My family began packing in the past month as we prepare to move to a new city. It’s been an interesting process thus far to go through what we’ve accumulated over the past five years of living in our current house, and also to be more intentional about which of our belongings we’ll take with us into new spaces.
What truly “belongs” to us? What represents who we want to be, moving forward?
I’ve alluded to my love of books and plants in my social media posts, and indeed, just as my outdoor beds are overflowing, our home is filled with the books that I’ve accumulated over the past thirty-odd years of adulthood. I’m currently sorting through individual shelves and realizing which stories I’ve outgrown, which voices and lessons have occupied space in my life and which I’ve barely learned. I passed along many boxes of books to our local grade school for next year’s fundraiser, and several other bags were just donated.
What I can’t dismantle are the decades I’ve spent in fields that I recognized, even at the time, were white-dominated and white-centered. Because of my family’s social justice background and my identity as the parent of a child of color, I wasn’t oblivious to the lack of racial diversity around me but I wasn’t as disturbed as I should have been, either. A hallmark of white privilege is the belief that existing in white spaces isn’t a loss, but a potential gain. While I couldn’t always relate to those around me based upon class, socioeconomic status, family configuration, or faith, I nearly always saw my own white face reflected back in my classes, conferences, sessions, and community. And I made a series of choices that continued to confirm this lifestyle. Our default is to seek out that which is comfortable and familiar.
Some of the most valuable teachings I’ve taken away from my education as a clinical psychologist and mindfulness educator are the principles of beneficence (“benefit others”), nonmaleficence (“do no harm”), curiosity, self-compassion, and skillful action, which I can apply to my own messy, complex life journey.

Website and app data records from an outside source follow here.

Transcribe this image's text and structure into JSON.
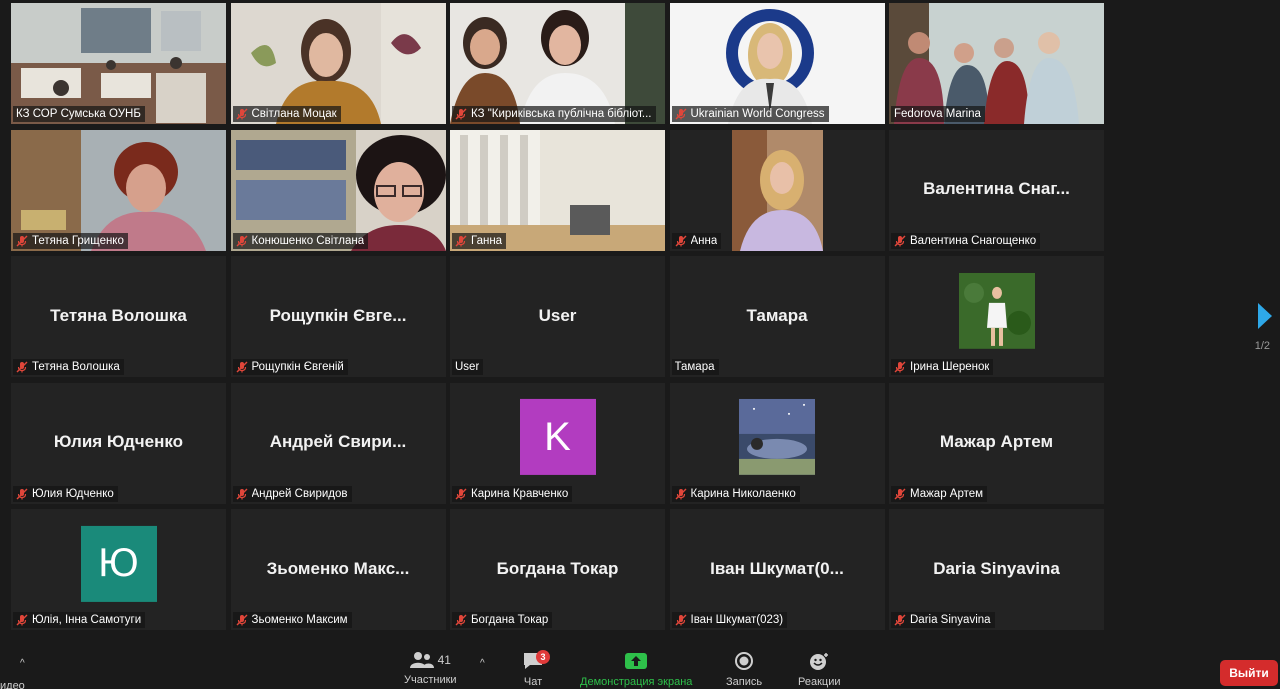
{
  "tiles": [
    {
      "name": "КЗ СОР Сумська ОУНБ",
      "type": "video",
      "scene": "library-room",
      "active": true,
      "muted": false
    },
    {
      "name": "Світлана Моцак",
      "type": "video",
      "scene": "woman-plants",
      "muted": true
    },
    {
      "name": "КЗ \"Кириківська публічна бібліот...",
      "type": "video",
      "scene": "two-women",
      "muted": true
    },
    {
      "name": "Ukrainian World Congress",
      "type": "video",
      "scene": "uwc-logo",
      "muted": true
    },
    {
      "name": "Fedorova Marina",
      "type": "video",
      "scene": "group",
      "muted": false
    },
    {
      "name": "Тетяна Грищенко",
      "type": "video",
      "scene": "woman-redhair",
      "muted": true
    },
    {
      "name": "Конюшенко Світлана",
      "type": "video",
      "scene": "woman-glasses",
      "muted": true
    },
    {
      "name": "Ганна",
      "type": "video",
      "scene": "window-room",
      "muted": true
    },
    {
      "name": "Анна",
      "type": "video",
      "scene": "girl-blonde",
      "muted": true
    },
    {
      "name": "Валентина Снагощенко",
      "type": "name",
      "display": "Валентина  Снаг...",
      "muted": true
    },
    {
      "name": "Тетяна Волошка",
      "type": "name",
      "display": "Тетяна Волошка",
      "muted": true
    },
    {
      "name": "Рощупкін Євгеній",
      "type": "name",
      "display": "Рощупкін  Євге...",
      "muted": true
    },
    {
      "name": "User",
      "type": "name",
      "display": "User",
      "muted": false
    },
    {
      "name": "Тамара",
      "type": "name",
      "display": "Тамара",
      "muted": false
    },
    {
      "name": "Ірина Шеренок",
      "type": "photo",
      "scene": "girl-white-dress",
      "muted": true
    },
    {
      "name": "Юлия Юдченко",
      "type": "name",
      "display": "Юлия  Юдченко",
      "muted": true
    },
    {
      "name": "Андрей Свиридов",
      "type": "name",
      "display": "Андрей  Свири...",
      "muted": true
    },
    {
      "name": "Карина Кравченко",
      "type": "avatar",
      "letter": "K",
      "color": "#b23cc0",
      "muted": true
    },
    {
      "name": "Карина Николаенко",
      "type": "photo",
      "scene": "sleeping-girl",
      "muted": true
    },
    {
      "name": "Мажар Артем",
      "type": "name",
      "display": "Мажар  Артем",
      "muted": true
    },
    {
      "name": "Юлія, Інна Самотуги",
      "type": "avatar",
      "letter": "Ю",
      "color": "#1a8a7a",
      "muted": true
    },
    {
      "name": "Зьоменко Максим",
      "type": "name",
      "display": "Зьоменко  Макс...",
      "muted": true
    },
    {
      "name": "Богдана Токар",
      "type": "name",
      "display": "Богдана  Токар",
      "muted": true
    },
    {
      "name": "Іван Шкумат(023)",
      "type": "name",
      "display": "Іван  Шкумат(0...",
      "muted": true
    },
    {
      "name": "Daria Sinyavina",
      "type": "name",
      "display": "Daria Sinyavina",
      "muted": true
    }
  ],
  "pager": {
    "indicator": "1/2"
  },
  "toolbar": {
    "video_label": "идео",
    "participants_label": "Участники",
    "participants_count": "41",
    "chat_label": "Чат",
    "chat_badge": "3",
    "share_label": "Демонстрация экрана",
    "record_label": "Запись",
    "reactions_label": "Реакции",
    "leave_label": "Выйти"
  },
  "colors": {
    "active_border": "#d6d65a",
    "share_green": "#2ec04a",
    "leave_red": "#d42c2c",
    "mute_red": "#e0463a",
    "arrow_blue": "#2ea8e8"
  }
}
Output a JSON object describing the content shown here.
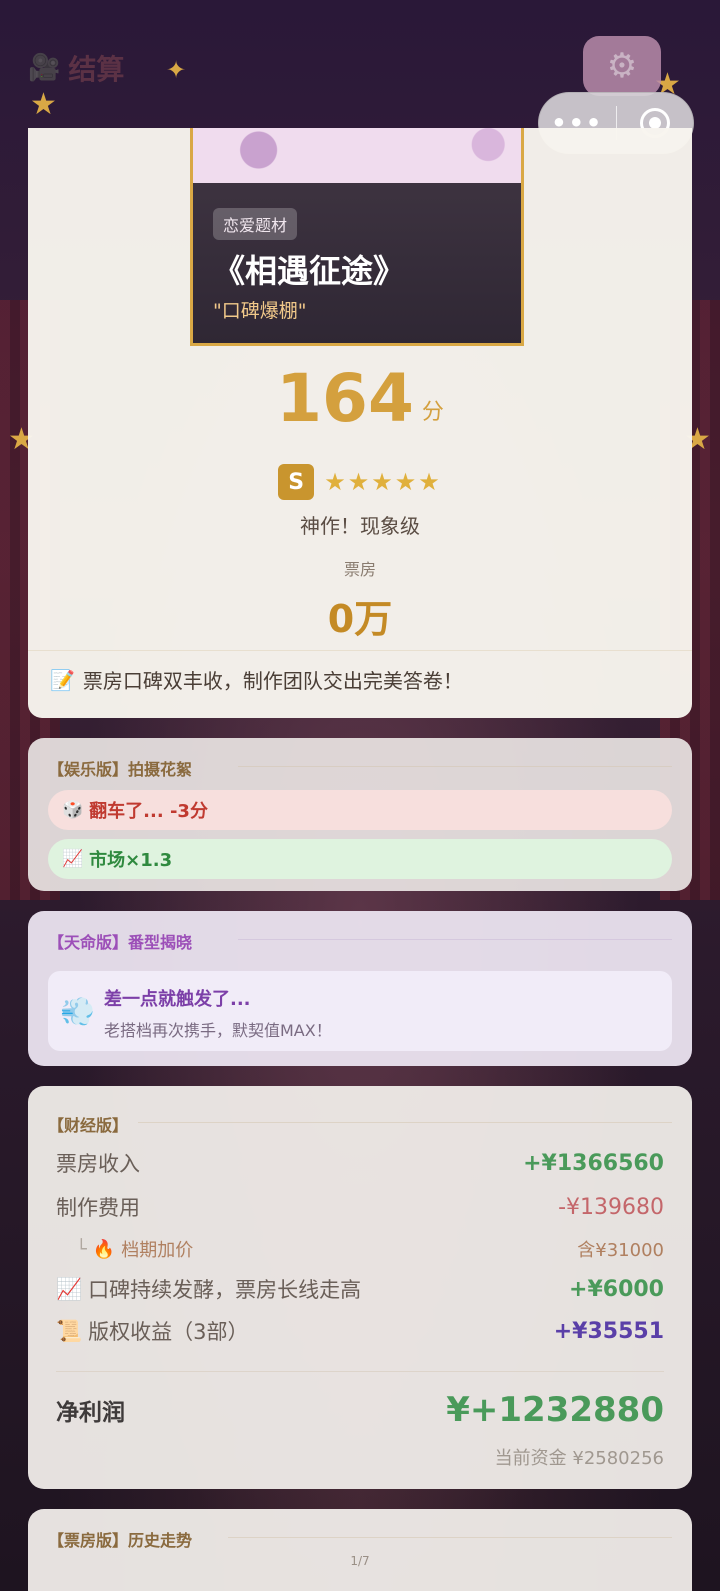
{
  "header": {
    "icon": "film-camera-icon",
    "title": "结算"
  },
  "controls": {
    "gear_icon": "gear-icon",
    "menu_icon": "•••",
    "record_icon": "record-icon"
  },
  "poster": {
    "genre": "恋爱题材",
    "title": "《相遇征途》",
    "tagline": "\"口碑爆棚\""
  },
  "score": {
    "value": "164",
    "unit": "分",
    "grade": "S",
    "stars": "★★★★★",
    "verdict": "神作！现象级",
    "box_office_label": "票房",
    "box_office_value": "0万"
  },
  "summary": {
    "icon": "📝",
    "text": "票房口碑双丰收，制作团队交出完美答卷！"
  },
  "entertainment": {
    "title": "【娱乐版】拍摄花絮",
    "items": [
      {
        "icon": "🎲",
        "text": "翻车了... -3分"
      },
      {
        "icon": "📈",
        "text": "市场×1.3"
      }
    ]
  },
  "fate": {
    "title": "【天命版】番型揭晓",
    "icon": "💨",
    "headline": "差一点就触发了...",
    "detail": "老搭档再次携手，默契值MAX！"
  },
  "finance": {
    "title": "【财经版】",
    "rows": [
      {
        "label": "票房收入",
        "value": "+¥1366560"
      },
      {
        "label": "制作费用",
        "value": "-¥139680"
      },
      {
        "prefix": "└",
        "icon": "🔥",
        "label": "档期加价",
        "value": "含¥31000"
      },
      {
        "icon": "📈",
        "label": "口碑持续发酵，票房长线走高",
        "value": "+¥6000"
      },
      {
        "icon": "📜",
        "label": "版权收益（3部）",
        "value": "+¥35551"
      }
    ],
    "net_label": "净利润",
    "net_value": "¥+1232880",
    "funds": "当前资金 ¥2580256"
  },
  "box_office_history": {
    "title": "【票房版】历史走势"
  },
  "page_indicator": "1/7",
  "colors": {
    "gold": "#d4a03e",
    "profit_green": "#4a9a5a",
    "cost_red": "#c4666a",
    "royalty_purple": "#5a3fa8"
  }
}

Last summer, I ended a twenty-year-long career as a psychotherapist. Although I’d taken one other brief break, I needed to draw a very clear line between the identity that shaped much of what I did and how I saw myself (and others) in professional relationships, and the new chapter I was attempting to write, quite literally, in this second half of my life. My longest-lasting love has always been the arts and education.
I’ve said before that I’ve felt honored to serve in my role as a psychotherapist, and that I’ve been humbled by the vulnerability and courage that I’ve witnessed during thousands of sessions. This remains true.
I didn’t anticipate that in the midst of the current pandemic, I’d feel compelled to return temporarily to offer supportive psychotherapy to former clients. One of the biggest questions I’ve wrestled with during this sabbatical is how to utilize my healthcare background and training in new ways that continue to serve my community, while I also attend to the needs of my young family.
Over the past twelve months, I’ve engaged in hundreds of hours of service and study in the fields of horticulture, therapeutic horticulture, food justice, and mindfulness-related topics. I wish I could say that I’m closer to an answer regarding how to position myself (beyond my healthcare role) in our rapidly changing global landscape. I’m still struggling to define The SAVOR Project beyond a passionate, whole-hearted, deep inquiry into all things food. However, one thing is clear: at least half (if not more) of my future efforts will revolve around supporting BIPOC-led food and agricultural programs.
All I can say, for now, is that the more I learn, the more I realize I don’t know (or that I need to dismantle and rebuild). This website is one of those original constructions, even though I’ve made substantive changes to move away from my former clinical focus to one that is more education-based. Which is why you’ll find me elsewhere as I focus upon building new, more collaborative relationships – and why this blog often remains quiet.
More soon. Stay safe and be well, friends.